There are days when you don’t feel like cooking.
You spend the morning writing, you spend the afternoon not buying a dress at the mall, you do a conference call, you head to a meeting, and you think: I’m hungry, but I don’t want to put any effort into it. You don’t want to cook, but you want to eat (you always want to eat), so you pull something out of the fridge or off the counter, be it an apple or a cookie or a large piece of bread, and it is enough.
There are many days like this. Maybe most days are like this.
On the better of these many days, you come home and you see a zucchini on the counter, one you bought at the farmers market—the same farmers market that you will miss come winter, if only because it puts fresh and local vegetables in your kitchen each week—and you think with your lazy heart that you’d like to eat it without much work. So you slice it into rounds, and you sauté them on the stove in coconut oil and butter until they’re crisp and golden, like little chips, and you pop them in your mouth, one by one, as quickly as they cook, until they’re gone.
Earlier this year, I was innocently wandering through the grocery store, filling up my cart, when I spotted a turquoise box with a picture of what looked like a rice pilaf next to a filet of grilled salmon, the words “gluten-free,” “cooks in 10 to 15 minutes” and “organic” staring me in the face. I’d heard of quinoa before, never tried it, and the whole idea intrigued me.

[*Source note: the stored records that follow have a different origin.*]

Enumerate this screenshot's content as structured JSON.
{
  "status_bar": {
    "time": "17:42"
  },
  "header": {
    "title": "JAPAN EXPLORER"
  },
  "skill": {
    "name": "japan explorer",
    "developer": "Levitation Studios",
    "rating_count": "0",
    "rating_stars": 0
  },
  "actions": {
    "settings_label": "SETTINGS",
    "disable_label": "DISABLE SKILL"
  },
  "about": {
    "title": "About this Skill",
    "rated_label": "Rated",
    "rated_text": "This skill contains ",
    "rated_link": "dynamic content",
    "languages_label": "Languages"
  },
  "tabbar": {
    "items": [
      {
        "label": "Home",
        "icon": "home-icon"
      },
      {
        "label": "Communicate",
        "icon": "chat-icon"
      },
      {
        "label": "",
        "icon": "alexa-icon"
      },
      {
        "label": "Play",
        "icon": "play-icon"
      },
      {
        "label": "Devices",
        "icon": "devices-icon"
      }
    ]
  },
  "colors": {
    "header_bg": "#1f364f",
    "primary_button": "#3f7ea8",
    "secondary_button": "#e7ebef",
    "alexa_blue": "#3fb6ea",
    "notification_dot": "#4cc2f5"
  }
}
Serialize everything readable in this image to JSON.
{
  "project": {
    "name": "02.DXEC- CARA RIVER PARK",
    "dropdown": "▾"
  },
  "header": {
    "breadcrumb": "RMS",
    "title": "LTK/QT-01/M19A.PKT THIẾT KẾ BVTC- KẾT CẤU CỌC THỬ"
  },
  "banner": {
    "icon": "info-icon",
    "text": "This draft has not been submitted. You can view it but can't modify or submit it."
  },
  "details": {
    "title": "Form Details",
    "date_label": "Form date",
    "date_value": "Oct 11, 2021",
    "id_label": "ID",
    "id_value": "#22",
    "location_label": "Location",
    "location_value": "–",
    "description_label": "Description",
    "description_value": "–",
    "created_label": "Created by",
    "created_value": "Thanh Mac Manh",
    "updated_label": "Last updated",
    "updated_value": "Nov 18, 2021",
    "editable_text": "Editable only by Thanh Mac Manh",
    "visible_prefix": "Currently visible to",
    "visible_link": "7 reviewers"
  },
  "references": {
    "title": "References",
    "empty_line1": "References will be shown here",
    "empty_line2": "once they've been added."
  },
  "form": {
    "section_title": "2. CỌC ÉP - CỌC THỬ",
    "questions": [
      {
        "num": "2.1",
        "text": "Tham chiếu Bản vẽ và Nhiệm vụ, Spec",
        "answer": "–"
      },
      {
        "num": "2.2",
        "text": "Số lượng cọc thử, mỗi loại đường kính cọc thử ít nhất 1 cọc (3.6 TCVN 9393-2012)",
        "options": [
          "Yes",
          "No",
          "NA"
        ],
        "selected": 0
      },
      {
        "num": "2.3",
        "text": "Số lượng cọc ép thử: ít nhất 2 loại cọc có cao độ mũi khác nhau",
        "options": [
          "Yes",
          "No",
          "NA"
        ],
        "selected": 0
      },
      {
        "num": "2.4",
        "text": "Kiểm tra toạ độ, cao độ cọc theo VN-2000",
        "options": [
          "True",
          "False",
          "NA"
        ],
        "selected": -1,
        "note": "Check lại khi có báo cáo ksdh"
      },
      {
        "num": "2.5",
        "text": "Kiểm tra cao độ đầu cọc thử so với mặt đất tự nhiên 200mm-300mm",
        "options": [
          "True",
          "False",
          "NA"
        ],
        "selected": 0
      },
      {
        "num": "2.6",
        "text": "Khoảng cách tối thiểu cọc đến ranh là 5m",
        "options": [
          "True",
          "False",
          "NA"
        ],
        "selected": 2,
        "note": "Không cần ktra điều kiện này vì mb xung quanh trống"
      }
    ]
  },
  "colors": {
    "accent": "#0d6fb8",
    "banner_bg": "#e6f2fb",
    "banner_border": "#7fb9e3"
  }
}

Today’s story is both hard and good, both terrifying and beautiful. It’s about what we did last Sunday, after blueberry pancakes at Jeannie’s in Bar Harbor, when we visited Acadia National Park, hiking and climbing and struggling; and it’s about what we didn’t do, never reaching Thunder Hole, which we’d come to see. It even includes two recipes at the end. I feel grateful to be able to tell it, and grateful that you are reading, and, mostly, grateful it didn’t become the last thing I lived to do.
Things started off well: After breakfast, we’d driven to the park and stopped at an overlook to take photos of the European-like landscape of hills and water and unique houses, at which I said, Isn’t this beautiful? Look at the views! I love nature!, and then continued to the visitors’ center to pick up a map.
At that same visitors’ center, I pointed out a sign that warned most injuries have occurred from falling off steep cliffs while hiking or biking, and we both shrugged it off, not planning to head towards any steep cliffs, just hike a little through the forest, and, though a little hot, wasn’t this a beautiful day?
On our way to Thunder Hole, a popular site for watching powerful waves that we’d had recommended to us, a forest ranger stopped traffic, one car at a time, to divert us to another path; Thunder Hole was closed because of a rescue mission (which I’d later learn related to a tragedy involving the death of a seven-year-old girl).